- _Exercise materials_
========

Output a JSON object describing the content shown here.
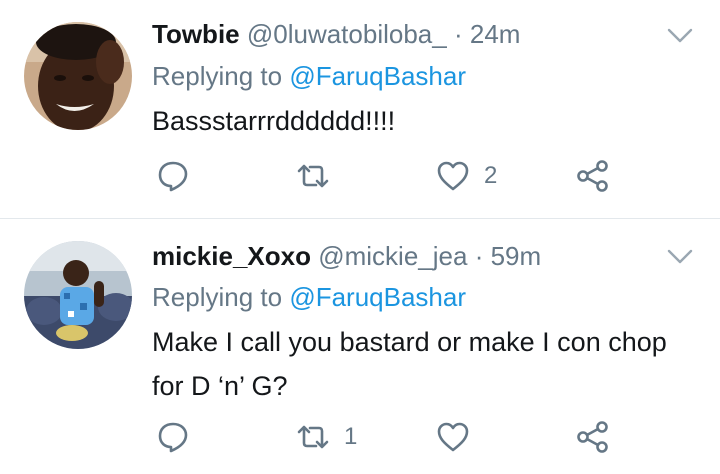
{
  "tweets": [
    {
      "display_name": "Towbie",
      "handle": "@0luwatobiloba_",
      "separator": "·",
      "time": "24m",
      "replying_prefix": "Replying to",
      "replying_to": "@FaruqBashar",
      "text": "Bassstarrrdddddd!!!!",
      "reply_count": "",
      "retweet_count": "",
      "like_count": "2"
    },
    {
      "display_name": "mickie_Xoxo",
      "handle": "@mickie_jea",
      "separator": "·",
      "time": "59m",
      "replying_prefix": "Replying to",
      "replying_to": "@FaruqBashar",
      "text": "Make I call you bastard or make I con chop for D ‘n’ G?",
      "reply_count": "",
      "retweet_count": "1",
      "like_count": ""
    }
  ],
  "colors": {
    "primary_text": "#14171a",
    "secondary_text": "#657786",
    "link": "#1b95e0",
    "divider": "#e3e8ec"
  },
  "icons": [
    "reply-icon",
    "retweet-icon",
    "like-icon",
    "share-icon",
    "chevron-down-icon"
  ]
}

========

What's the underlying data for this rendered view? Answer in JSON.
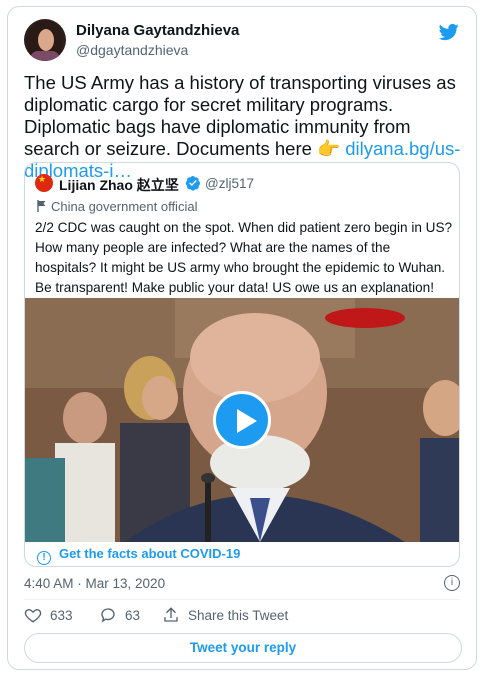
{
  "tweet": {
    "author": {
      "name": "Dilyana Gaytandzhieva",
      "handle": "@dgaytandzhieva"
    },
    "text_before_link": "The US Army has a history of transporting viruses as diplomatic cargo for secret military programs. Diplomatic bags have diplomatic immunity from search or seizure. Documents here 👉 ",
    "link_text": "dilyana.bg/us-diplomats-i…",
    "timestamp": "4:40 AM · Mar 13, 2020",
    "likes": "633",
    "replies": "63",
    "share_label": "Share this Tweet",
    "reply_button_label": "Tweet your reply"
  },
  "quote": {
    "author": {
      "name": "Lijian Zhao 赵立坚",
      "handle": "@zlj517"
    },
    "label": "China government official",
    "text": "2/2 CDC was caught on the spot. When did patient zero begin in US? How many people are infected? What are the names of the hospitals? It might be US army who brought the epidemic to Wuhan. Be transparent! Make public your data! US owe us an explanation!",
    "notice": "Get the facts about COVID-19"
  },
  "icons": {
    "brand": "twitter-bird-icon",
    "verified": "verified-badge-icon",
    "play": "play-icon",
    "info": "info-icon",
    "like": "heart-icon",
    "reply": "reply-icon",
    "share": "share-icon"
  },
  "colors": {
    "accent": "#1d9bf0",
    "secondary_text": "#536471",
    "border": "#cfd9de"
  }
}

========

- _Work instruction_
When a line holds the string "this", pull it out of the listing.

- _Response_
What's the underlying data for this rendered view? Answer in JSON.
    "share_label": "Share this Tweet",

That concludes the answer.